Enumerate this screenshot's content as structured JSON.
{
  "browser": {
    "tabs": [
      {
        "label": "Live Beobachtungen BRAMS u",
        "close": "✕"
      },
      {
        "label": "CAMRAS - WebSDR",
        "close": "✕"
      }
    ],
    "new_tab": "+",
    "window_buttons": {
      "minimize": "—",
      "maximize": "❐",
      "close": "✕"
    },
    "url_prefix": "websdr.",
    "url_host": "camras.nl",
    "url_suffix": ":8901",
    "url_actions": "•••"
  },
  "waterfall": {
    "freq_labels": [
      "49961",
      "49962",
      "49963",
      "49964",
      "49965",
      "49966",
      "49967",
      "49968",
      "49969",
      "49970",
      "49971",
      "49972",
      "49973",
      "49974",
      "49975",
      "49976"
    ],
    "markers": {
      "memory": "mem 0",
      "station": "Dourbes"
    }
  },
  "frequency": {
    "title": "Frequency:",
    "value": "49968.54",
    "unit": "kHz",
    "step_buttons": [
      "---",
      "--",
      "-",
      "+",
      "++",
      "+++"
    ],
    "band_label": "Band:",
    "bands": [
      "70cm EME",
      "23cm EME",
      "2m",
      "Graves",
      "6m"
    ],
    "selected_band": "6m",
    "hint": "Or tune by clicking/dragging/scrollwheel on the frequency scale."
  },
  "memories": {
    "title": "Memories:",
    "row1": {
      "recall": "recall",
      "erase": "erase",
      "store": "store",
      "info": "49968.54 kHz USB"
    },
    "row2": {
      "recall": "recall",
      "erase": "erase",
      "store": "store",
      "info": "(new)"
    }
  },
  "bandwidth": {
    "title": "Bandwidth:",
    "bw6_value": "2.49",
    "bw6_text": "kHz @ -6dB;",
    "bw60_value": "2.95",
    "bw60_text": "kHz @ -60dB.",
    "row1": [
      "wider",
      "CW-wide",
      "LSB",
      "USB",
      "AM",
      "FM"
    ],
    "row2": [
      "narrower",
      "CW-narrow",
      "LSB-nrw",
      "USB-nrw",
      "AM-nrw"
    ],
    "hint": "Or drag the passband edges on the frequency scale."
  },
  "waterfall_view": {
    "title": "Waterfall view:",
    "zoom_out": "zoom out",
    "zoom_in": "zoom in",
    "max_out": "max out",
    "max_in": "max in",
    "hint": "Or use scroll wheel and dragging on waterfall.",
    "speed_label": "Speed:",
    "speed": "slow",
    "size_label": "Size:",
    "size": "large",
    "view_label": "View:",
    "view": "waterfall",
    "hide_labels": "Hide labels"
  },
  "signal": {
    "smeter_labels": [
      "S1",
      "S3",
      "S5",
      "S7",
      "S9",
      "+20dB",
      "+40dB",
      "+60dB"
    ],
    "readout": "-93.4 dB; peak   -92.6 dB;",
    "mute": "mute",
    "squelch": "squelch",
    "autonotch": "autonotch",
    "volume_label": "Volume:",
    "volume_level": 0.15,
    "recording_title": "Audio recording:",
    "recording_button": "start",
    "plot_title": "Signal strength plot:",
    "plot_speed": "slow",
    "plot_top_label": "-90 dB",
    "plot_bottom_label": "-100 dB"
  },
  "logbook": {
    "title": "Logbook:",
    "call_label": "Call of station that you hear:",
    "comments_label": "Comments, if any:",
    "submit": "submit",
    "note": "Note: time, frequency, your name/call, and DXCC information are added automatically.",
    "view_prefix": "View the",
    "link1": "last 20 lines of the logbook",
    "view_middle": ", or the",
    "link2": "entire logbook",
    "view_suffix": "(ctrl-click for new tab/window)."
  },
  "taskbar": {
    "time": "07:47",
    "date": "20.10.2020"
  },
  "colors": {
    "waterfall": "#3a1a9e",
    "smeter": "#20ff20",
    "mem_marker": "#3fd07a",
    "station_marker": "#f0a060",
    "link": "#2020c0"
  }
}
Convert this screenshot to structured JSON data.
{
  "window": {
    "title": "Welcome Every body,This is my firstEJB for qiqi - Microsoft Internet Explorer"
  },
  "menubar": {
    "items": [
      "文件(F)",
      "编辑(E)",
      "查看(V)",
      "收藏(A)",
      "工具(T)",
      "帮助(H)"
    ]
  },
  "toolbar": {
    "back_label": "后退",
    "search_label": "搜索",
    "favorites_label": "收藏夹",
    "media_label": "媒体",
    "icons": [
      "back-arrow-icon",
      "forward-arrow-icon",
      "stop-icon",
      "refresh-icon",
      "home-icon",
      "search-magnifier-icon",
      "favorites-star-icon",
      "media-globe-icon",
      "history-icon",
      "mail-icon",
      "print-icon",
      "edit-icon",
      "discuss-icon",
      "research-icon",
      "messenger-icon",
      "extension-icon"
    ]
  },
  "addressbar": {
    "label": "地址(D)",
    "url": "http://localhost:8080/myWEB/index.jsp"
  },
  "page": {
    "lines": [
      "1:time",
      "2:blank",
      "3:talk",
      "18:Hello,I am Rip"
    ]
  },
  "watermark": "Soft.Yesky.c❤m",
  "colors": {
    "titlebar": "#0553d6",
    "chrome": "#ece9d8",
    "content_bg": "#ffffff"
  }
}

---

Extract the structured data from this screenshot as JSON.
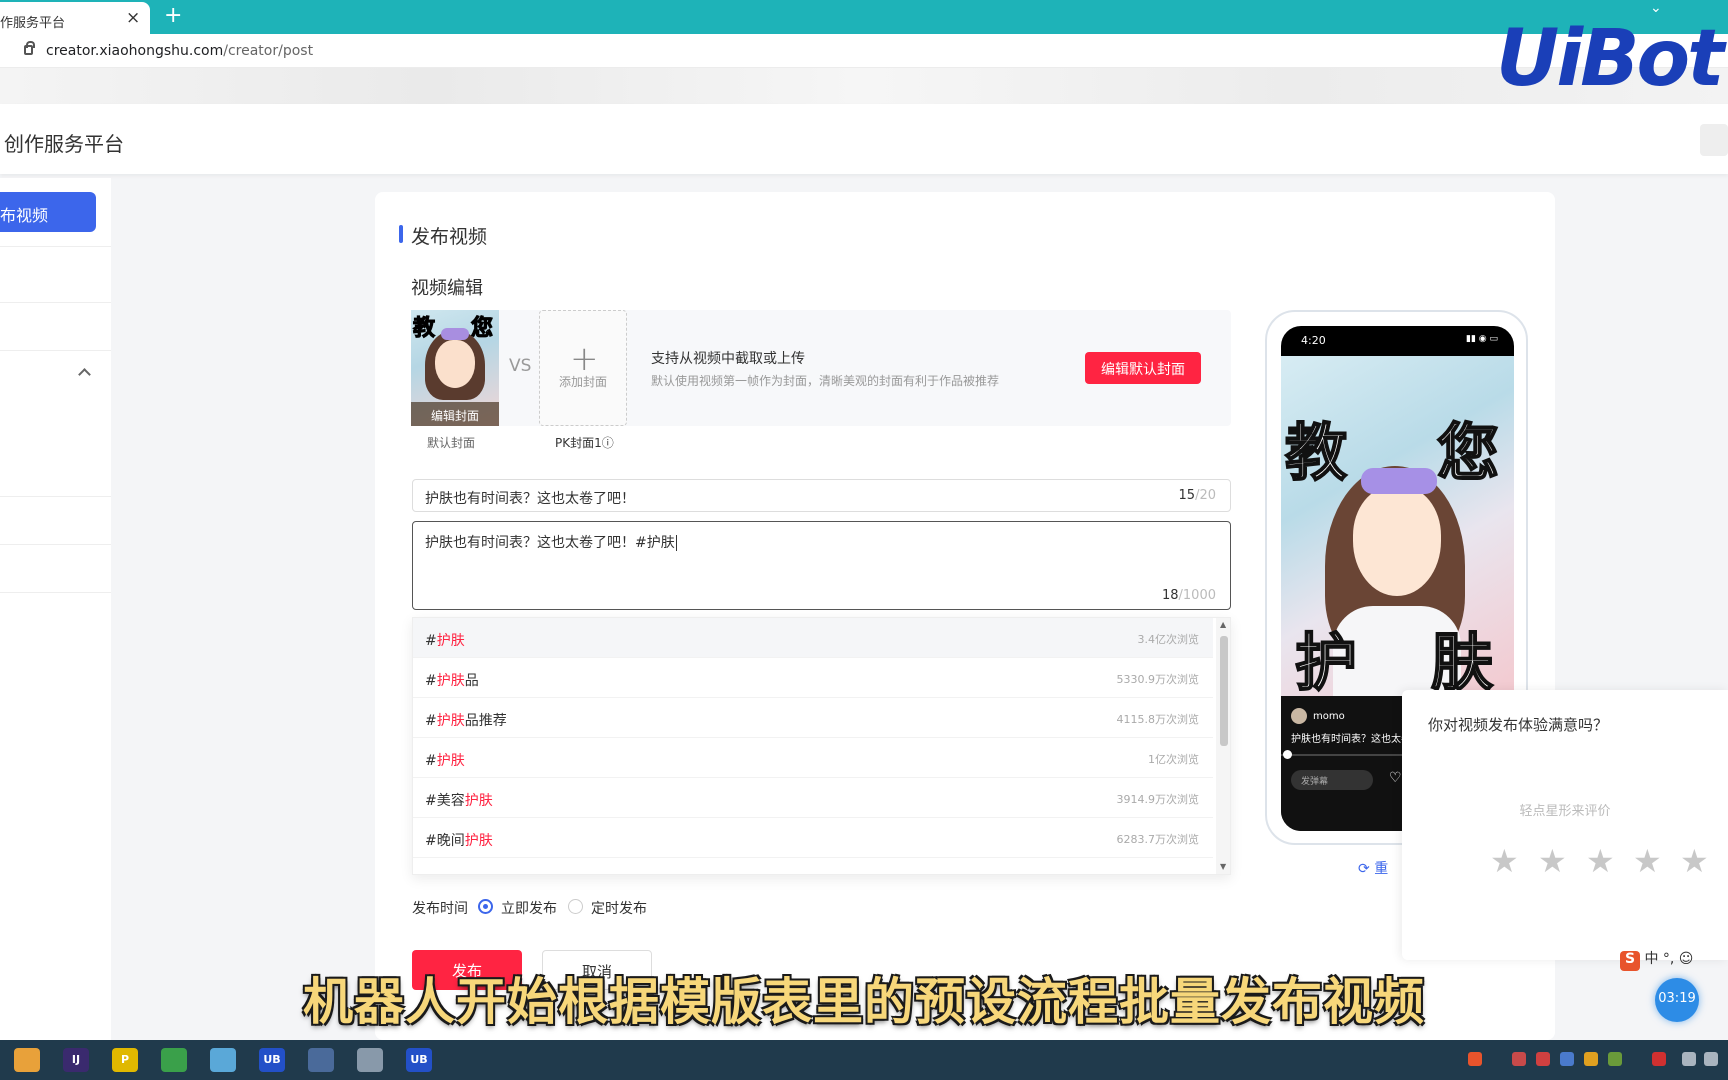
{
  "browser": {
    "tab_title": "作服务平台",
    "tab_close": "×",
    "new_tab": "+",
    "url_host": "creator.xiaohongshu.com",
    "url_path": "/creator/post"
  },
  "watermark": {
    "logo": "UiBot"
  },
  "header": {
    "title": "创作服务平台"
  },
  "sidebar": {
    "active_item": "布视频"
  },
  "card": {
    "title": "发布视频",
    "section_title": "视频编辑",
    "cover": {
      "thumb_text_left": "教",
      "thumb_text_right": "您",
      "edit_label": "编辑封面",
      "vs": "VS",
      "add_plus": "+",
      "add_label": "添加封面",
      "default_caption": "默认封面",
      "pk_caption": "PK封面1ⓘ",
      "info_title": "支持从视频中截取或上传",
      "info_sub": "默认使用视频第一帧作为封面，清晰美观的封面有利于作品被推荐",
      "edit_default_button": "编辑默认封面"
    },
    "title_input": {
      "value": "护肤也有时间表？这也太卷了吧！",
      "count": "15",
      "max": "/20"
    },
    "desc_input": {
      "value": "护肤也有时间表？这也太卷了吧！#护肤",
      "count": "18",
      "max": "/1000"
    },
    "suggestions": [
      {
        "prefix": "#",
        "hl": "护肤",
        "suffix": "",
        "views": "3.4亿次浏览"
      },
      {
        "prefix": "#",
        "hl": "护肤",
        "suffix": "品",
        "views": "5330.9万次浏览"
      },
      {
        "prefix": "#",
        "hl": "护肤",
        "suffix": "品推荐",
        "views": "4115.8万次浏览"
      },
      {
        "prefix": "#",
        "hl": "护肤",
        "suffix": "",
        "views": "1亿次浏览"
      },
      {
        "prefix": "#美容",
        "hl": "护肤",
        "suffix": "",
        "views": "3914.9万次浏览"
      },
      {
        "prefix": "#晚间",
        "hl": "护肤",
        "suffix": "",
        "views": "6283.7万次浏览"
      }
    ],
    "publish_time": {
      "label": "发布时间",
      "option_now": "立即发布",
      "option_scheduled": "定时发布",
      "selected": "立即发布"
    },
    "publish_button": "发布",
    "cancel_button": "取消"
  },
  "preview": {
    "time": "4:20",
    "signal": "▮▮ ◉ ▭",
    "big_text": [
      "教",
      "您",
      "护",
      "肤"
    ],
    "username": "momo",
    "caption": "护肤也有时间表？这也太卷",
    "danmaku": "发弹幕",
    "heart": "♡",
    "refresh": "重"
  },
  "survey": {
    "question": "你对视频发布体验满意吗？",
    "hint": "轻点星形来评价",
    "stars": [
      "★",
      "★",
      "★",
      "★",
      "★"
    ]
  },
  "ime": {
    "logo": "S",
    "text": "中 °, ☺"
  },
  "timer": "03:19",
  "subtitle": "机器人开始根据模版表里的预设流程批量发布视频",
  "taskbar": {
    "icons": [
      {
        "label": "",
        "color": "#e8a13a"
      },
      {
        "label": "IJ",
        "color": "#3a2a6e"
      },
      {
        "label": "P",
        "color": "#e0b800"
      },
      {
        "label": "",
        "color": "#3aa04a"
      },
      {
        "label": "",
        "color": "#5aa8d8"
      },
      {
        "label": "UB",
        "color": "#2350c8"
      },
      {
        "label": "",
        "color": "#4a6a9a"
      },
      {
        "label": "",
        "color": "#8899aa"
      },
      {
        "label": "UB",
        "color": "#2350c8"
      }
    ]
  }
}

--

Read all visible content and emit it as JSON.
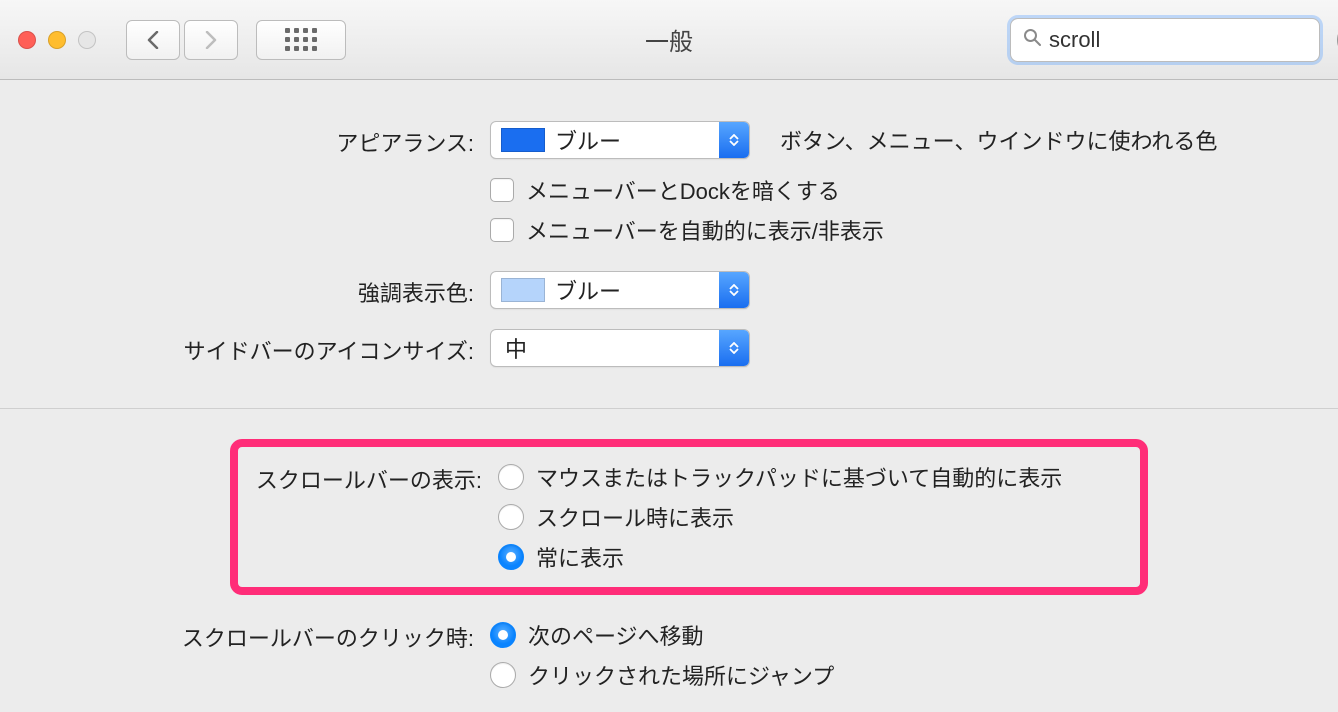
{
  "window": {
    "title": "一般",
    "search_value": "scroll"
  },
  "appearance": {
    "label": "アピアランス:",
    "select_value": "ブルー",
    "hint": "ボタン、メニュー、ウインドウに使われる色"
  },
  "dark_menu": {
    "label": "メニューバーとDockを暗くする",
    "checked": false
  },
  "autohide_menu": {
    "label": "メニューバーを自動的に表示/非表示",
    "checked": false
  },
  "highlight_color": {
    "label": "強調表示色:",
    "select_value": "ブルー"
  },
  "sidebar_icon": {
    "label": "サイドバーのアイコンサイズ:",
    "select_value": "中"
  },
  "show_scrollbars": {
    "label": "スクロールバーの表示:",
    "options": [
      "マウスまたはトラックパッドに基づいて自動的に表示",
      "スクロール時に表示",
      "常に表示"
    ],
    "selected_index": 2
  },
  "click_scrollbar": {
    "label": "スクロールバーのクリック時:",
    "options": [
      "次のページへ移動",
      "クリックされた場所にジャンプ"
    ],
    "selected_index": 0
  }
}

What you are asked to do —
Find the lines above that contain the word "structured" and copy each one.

Problem solution —
Enumerate this screenshot's content as structured JSON.
Convert this screenshot to structured JSON data.
Extract the structured data from this screenshot as JSON.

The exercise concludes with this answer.